Give back every line of the data exactly. Pictures are not part of the copy.

#### Given data ####

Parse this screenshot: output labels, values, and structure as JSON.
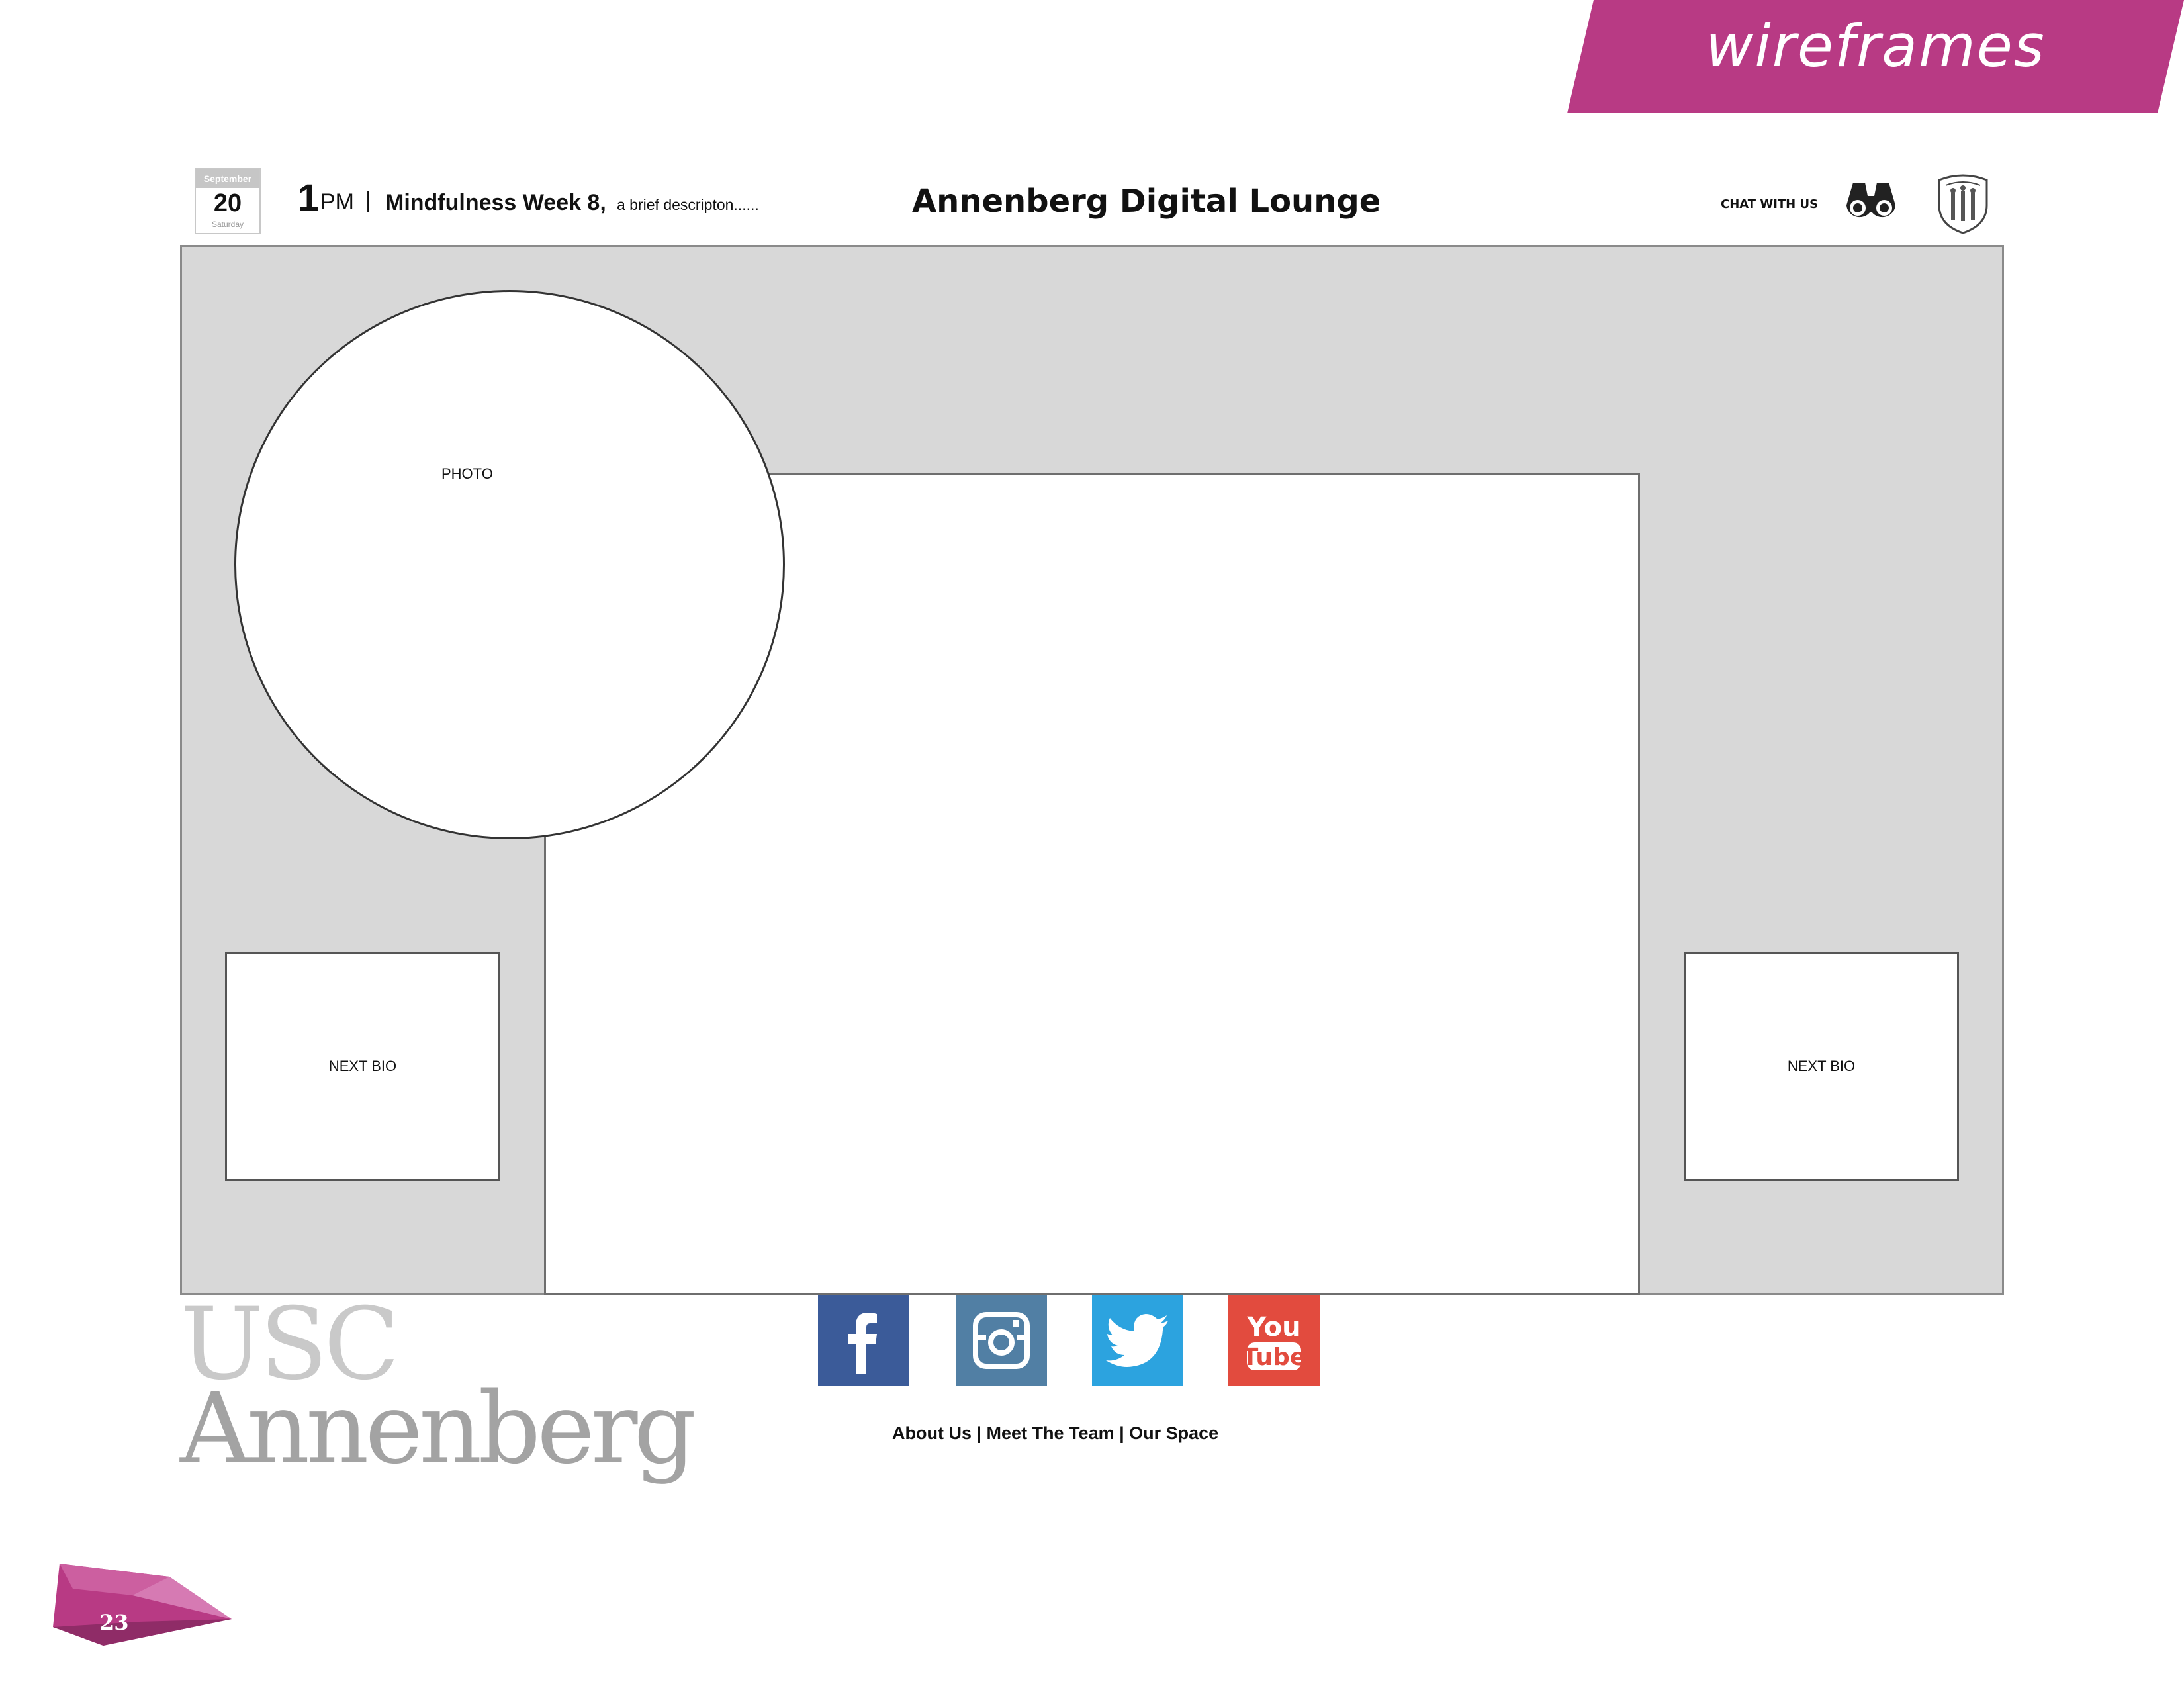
{
  "banner": {
    "label": "wireframes",
    "color": "#b83a84"
  },
  "header": {
    "calendar": {
      "month": "September",
      "day": "20",
      "weekday": "Saturday"
    },
    "time": {
      "hour": "1",
      "ampm": "PM"
    },
    "separator": "|",
    "event_title": "Mindfulness Week 8,",
    "event_description": "a brief descripton......",
    "site_title": "Annenberg Digital Lounge",
    "chat_label": "CHAT WITH US",
    "icons": [
      "binoculars-icon",
      "usc-seal-icon"
    ]
  },
  "main": {
    "photo_label": "PHOTO",
    "next_bio_left": "NEXT BIO",
    "next_bio_right": "NEXT BIO"
  },
  "footer": {
    "logo_line1": "USC",
    "logo_line2": "Annenberg",
    "social": [
      {
        "name": "facebook-icon",
        "color": "#3b5b99"
      },
      {
        "name": "instagram-icon",
        "color": "#517fa4"
      },
      {
        "name": "twitter-icon",
        "color": "#2ca3df"
      },
      {
        "name": "youtube-icon",
        "color": "#e24b3e",
        "text_top": "You",
        "text_bottom": "Tube"
      }
    ],
    "links_text": "About Us | Meet The Team | Our Space"
  },
  "page": {
    "number": "23"
  }
}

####

■ **Exercise answer**:
Parse this screenshot: output labels, values, and structure as JSON.
{
  "banner": {
    "label": "wireframes",
    "color": "#b83a84"
  },
  "header": {
    "calendar": {
      "month": "September",
      "day": "20",
      "weekday": "Saturday"
    },
    "time": {
      "hour": "1",
      "ampm": "PM"
    },
    "separator": "|",
    "event_title": "Mindfulness Week 8,",
    "event_description": "a brief descripton......",
    "site_title": "Annenberg Digital Lounge",
    "chat_label": "CHAT WITH US",
    "icons": [
      "binoculars-icon",
      "usc-seal-icon"
    ]
  },
  "main": {
    "photo_label": "PHOTO",
    "next_bio_left": "NEXT BIO",
    "next_bio_right": "NEXT BIO"
  },
  "footer": {
    "logo_line1": "USC",
    "logo_line2": "Annenberg",
    "social": [
      {
        "name": "facebook-icon",
        "color": "#3b5b99"
      },
      {
        "name": "instagram-icon",
        "color": "#517fa4"
      },
      {
        "name": "twitter-icon",
        "color": "#2ca3df"
      },
      {
        "name": "youtube-icon",
        "color": "#e24b3e",
        "text_top": "You",
        "text_bottom": "Tube"
      }
    ],
    "links_text": "About Us | Meet The Team | Our Space"
  },
  "page": {
    "number": "23"
  }
}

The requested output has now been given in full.